The new owners should choose to keep the very athletic Cousins, placing the focus on a true point guard to lead the team on the floor. Isaiah Thomas is very good, particularly from an offensive standpoint. However, a bigger presence on the floor so that Thomas can come off the bench would be a priority if they keep Cousins. With Trey Burke (Michigan) not likely to be available and Marcus Smart deciding to return to Oklahoma State for his sophomore year, the next best option for the Kings/Sonics will be Syracuse general Michael Carter-Williams.
The Kings ranked 25th in total rebounding, 28th in blocks and 29th in defensive rebounding. Keeping Cousins, getting him to be motivated at being a complete player and picking up a talented small forward in free agency can solve this. Unloading Cousins, however, and picking up a guy like Alex Len (Maryland) could also be a potential option. Cousins, regardless, should stay and the new coach needs to command his respect and then turn him into a more disciplined product.
The next few weeks and months are potentially the most important segments in the history of the franchise. There is a complete overhaul happening in Sacramento and it all needs to happen in a particular order. The ownership and location of the franchise needs to be solved. Keith Smart needs to be fired and a proven head coach hired and in place before the draft.

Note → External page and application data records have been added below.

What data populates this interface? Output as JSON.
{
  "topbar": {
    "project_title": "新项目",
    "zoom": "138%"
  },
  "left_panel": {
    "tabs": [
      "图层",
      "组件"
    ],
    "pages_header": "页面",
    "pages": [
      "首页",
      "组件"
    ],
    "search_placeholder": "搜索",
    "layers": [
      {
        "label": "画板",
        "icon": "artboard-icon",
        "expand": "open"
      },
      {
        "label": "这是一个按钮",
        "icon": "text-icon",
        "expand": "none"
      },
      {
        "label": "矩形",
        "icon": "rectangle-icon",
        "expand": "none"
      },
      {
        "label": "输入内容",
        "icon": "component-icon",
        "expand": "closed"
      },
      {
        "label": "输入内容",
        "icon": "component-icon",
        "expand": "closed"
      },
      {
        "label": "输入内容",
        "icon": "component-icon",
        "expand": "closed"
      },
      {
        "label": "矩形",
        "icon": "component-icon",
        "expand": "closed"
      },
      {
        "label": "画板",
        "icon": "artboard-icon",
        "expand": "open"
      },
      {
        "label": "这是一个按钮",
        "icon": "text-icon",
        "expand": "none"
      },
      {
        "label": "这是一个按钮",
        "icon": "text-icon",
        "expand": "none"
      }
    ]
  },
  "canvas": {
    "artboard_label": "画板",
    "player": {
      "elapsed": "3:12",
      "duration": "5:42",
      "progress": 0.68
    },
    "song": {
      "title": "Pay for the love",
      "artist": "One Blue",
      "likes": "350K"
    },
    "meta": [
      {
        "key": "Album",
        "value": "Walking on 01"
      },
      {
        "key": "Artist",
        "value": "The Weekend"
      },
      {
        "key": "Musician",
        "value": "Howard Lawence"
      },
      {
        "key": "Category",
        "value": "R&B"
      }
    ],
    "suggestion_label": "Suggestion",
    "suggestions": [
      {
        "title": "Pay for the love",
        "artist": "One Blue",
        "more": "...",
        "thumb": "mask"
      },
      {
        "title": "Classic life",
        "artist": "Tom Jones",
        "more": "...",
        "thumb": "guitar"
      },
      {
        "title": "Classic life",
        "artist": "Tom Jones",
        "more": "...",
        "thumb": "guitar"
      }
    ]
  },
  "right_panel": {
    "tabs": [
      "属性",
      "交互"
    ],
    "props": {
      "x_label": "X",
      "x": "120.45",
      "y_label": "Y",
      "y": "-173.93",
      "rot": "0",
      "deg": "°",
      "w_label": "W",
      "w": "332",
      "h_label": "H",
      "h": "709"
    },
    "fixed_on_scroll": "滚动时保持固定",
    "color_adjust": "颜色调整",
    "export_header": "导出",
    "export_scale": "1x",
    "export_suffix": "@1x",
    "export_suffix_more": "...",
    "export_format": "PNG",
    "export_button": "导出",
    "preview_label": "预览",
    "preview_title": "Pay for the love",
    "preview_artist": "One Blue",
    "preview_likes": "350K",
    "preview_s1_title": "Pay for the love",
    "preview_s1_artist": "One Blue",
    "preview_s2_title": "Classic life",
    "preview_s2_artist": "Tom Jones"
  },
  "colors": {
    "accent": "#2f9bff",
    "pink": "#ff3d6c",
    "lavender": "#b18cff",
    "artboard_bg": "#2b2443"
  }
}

The front office then needs to make the decision to keep Cousins and draft a point guard and a small forward needs to be acquired, either through the draft or free agency.
The basketball community, in the meantime, sits and waits on the fate of the franchise.